Among these records, which lines include "placeholder"? Copy them out.
◆ ◆ ◆ ◆
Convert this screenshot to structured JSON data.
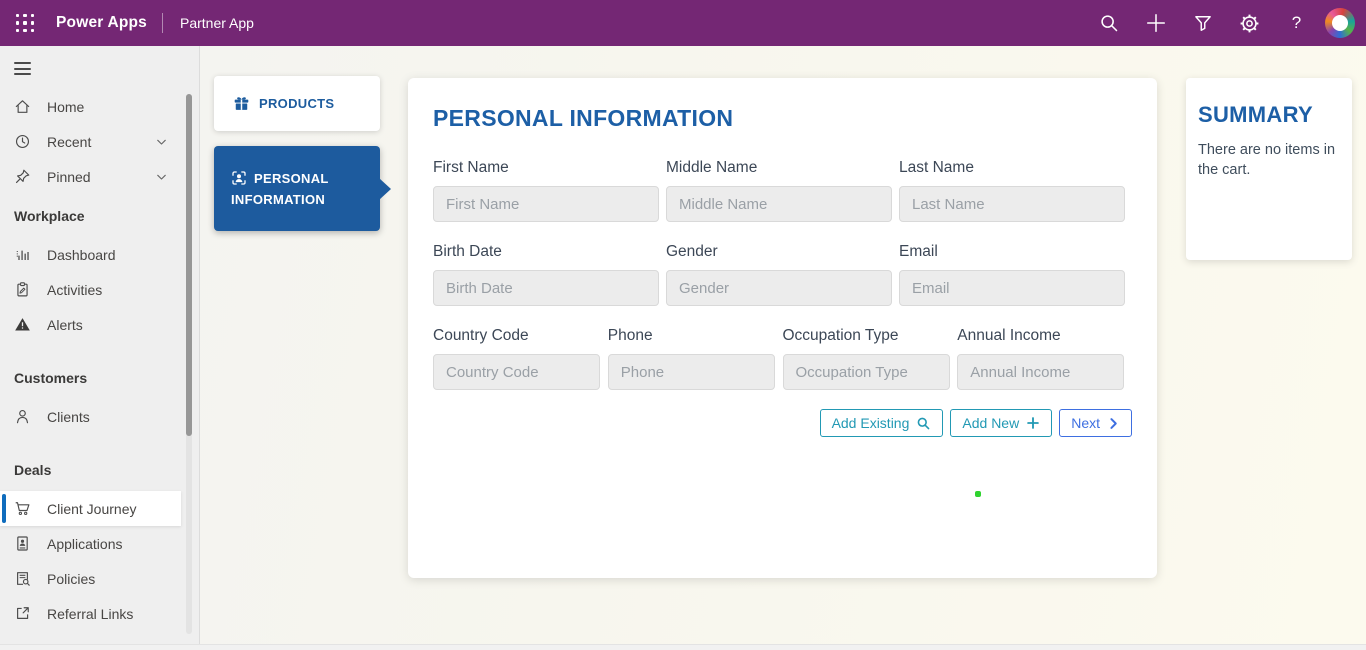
{
  "header": {
    "brand": "Power Apps",
    "app_title": "Partner App",
    "help_glyph": "?",
    "icons": [
      "app-launcher-icon",
      "search-icon",
      "plus-icon",
      "filter-icon",
      "gear-icon",
      "help-icon",
      "avatar"
    ]
  },
  "sidebar": {
    "top_items": [
      {
        "label": "Home",
        "icon": "home-icon"
      },
      {
        "label": "Recent",
        "icon": "clock-icon",
        "expandable": true
      },
      {
        "label": "Pinned",
        "icon": "pin-icon",
        "expandable": true
      }
    ],
    "sections": [
      {
        "title": "Workplace",
        "items": [
          {
            "label": "Dashboard",
            "icon": "dashboard-icon"
          },
          {
            "label": "Activities",
            "icon": "clipboard-icon"
          },
          {
            "label": "Alerts",
            "icon": "alert-triangle-icon"
          }
        ]
      },
      {
        "title": "Customers",
        "items": [
          {
            "label": "Clients",
            "icon": "person-icon"
          }
        ]
      },
      {
        "title": "Deals",
        "items": [
          {
            "label": "Client Journey",
            "icon": "cart-icon",
            "selected": true
          },
          {
            "label": "Applications",
            "icon": "id-card-icon"
          },
          {
            "label": "Policies",
            "icon": "document-search-icon"
          },
          {
            "label": "Referral Links",
            "icon": "external-link-icon"
          }
        ]
      }
    ]
  },
  "tabs": [
    {
      "label": "PRODUCTS",
      "icon": "gift-icon",
      "selected": false
    },
    {
      "label": "PERSONAL INFORMATION",
      "icon": "person-badge-icon",
      "selected": true
    }
  ],
  "form": {
    "title": "PERSONAL INFORMATION",
    "rows": [
      [
        {
          "label": "First Name",
          "placeholder": "First Name",
          "value": ""
        },
        {
          "label": "Middle Name",
          "placeholder": "Middle Name",
          "value": ""
        },
        {
          "label": "Last Name",
          "placeholder": "Last Name",
          "value": ""
        }
      ],
      [
        {
          "label": "Birth Date",
          "placeholder": "Birth Date",
          "value": ""
        },
        {
          "label": "Gender",
          "placeholder": "Gender",
          "value": ""
        },
        {
          "label": "Email",
          "placeholder": "Email",
          "value": ""
        }
      ],
      [
        {
          "label": "Country Code",
          "placeholder": "Country Code",
          "value": ""
        },
        {
          "label": "Phone",
          "placeholder": "Phone",
          "value": ""
        },
        {
          "label": "Occupation Type",
          "placeholder": "Occupation Type",
          "value": ""
        },
        {
          "label": "Annual Income",
          "placeholder": "Annual Income",
          "value": ""
        }
      ]
    ],
    "buttons": [
      {
        "label": "Add Existing",
        "icon": "search-icon"
      },
      {
        "label": "Add New",
        "icon": "plus-icon"
      },
      {
        "label": "Next",
        "icon": "chevron-right-icon"
      }
    ]
  },
  "summary": {
    "title": "SUMMARY",
    "message": "There are no items in the cart."
  },
  "colors": {
    "header_bg": "#742774",
    "tab_blue": "#1d5b9e",
    "heading_blue": "#1d5fa6",
    "teal_button": "#2299b4",
    "next_blue": "#3e6fe1",
    "selected_bar_blue": "#0f6cbd",
    "green_dot": "#2fd32f",
    "sidebar_bg": "#efefef",
    "input_bg": "#ececec"
  }
}
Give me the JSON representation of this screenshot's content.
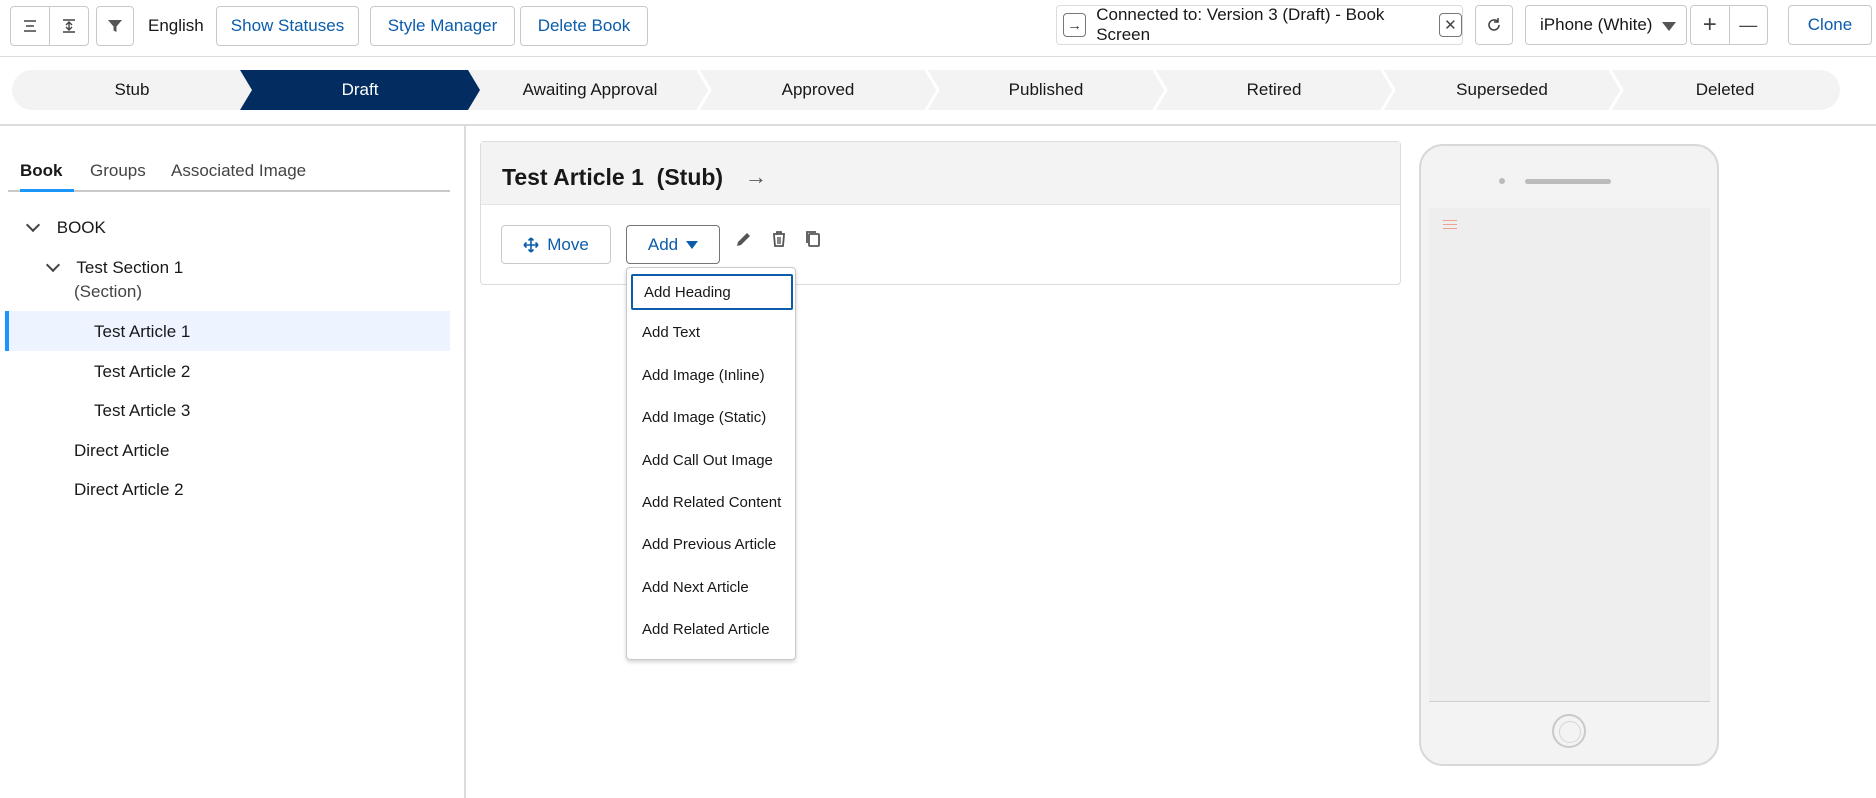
{
  "toolbar": {
    "language": "English",
    "show_statuses": "Show Statuses",
    "style_manager": "Style Manager",
    "delete_book": "Delete Book",
    "connected_text": "Connected to: Version 3 (Draft) - Book Screen",
    "device": "iPhone (White)",
    "zoom_in": "+",
    "zoom_out": "—",
    "clone": "Clone"
  },
  "path": {
    "stages": [
      "Stub",
      "Draft",
      "Awaiting Approval",
      "Approved",
      "Published",
      "Retired",
      "Superseded",
      "Deleted"
    ],
    "active": "Draft",
    "active_color": "#032d60"
  },
  "left": {
    "tabs": [
      "Book",
      "Groups",
      "Associated Image"
    ],
    "active_tab": "Book",
    "tree": {
      "root": "BOOK",
      "section_title": "Test Section 1",
      "section_type": "(Section)",
      "articles": [
        "Test Article 1",
        "Test Article 2",
        "Test Article 3"
      ],
      "selected": "Test Article 1",
      "direct": [
        "Direct Article",
        "Direct Article 2"
      ]
    }
  },
  "card": {
    "title": "Test Article 1",
    "status": "(Stub)",
    "move": "Move",
    "add": "Add"
  },
  "dropdown": {
    "items": [
      "Add Heading",
      "Add Text",
      "Add Image (Inline)",
      "Add Image (Static)",
      "Add Call Out Image",
      "Add Related Content",
      "Add Previous Article",
      "Add Next Article",
      "Add Related Article"
    ],
    "focused": "Add Heading"
  },
  "colors": {
    "brand_blue": "#0b5cab",
    "accent_blue": "#1b96ff"
  }
}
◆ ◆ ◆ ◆
:: Answer section ::
          "placeholder": "First Name",
          "placeholder": "Middle Name",
          "placeholder": "Last Name",
          "placeholder": "Birth Date",
          "placeholder": "Gender",
          "placeholder": "Email",
          "placeholder": "Country Code",
          "placeholder": "Phone",
          "placeholder": "Occupation Type",
          "placeholder": "Annual Income",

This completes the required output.